● **Work request**:
Look through the material below and report every line that includes "icon".

────────

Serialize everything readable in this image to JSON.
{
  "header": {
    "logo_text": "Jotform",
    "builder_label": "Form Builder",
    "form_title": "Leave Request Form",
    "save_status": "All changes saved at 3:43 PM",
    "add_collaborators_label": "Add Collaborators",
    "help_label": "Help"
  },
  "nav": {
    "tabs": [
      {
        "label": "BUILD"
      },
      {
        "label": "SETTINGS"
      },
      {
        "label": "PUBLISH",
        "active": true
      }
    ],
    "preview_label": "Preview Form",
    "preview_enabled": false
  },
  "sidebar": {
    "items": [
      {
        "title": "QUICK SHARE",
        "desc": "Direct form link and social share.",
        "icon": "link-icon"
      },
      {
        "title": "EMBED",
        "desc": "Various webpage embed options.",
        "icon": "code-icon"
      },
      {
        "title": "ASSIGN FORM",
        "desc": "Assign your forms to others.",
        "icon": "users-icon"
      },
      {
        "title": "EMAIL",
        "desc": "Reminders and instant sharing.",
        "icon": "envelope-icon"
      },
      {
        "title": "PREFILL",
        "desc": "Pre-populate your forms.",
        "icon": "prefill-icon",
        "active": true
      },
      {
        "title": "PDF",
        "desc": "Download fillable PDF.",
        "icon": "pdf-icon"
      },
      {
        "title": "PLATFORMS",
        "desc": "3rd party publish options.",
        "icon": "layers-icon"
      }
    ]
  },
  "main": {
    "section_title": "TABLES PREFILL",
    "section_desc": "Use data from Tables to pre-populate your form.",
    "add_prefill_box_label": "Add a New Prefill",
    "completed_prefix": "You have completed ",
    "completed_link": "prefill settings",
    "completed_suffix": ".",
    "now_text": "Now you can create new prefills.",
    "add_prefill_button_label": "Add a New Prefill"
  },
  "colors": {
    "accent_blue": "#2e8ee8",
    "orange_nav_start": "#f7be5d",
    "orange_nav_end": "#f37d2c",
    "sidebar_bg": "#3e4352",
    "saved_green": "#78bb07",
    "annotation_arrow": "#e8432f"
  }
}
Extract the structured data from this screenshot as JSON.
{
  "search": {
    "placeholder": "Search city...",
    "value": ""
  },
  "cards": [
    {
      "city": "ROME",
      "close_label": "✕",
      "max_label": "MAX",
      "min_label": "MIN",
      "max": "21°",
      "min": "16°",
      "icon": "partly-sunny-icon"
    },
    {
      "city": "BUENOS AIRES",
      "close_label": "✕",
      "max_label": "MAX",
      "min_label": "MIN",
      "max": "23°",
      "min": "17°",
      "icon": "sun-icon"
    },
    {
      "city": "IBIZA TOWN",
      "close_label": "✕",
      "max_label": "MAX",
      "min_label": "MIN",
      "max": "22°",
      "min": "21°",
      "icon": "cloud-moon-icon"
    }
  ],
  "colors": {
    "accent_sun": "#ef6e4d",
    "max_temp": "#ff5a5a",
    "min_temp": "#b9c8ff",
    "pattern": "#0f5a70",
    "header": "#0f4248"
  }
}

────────

● **Solved problem**:
        "icon": "link-icon"
        "icon": "code-icon"
        "icon": "users-icon"
        "icon": "envelope-icon"
        "icon": "prefill-icon",
        "icon": "pdf-icon"
        "icon": "layers-icon"
      "icon": "partly-sunny-icon"
      "icon": "sun-icon"
      "icon": "cloud-moon-icon"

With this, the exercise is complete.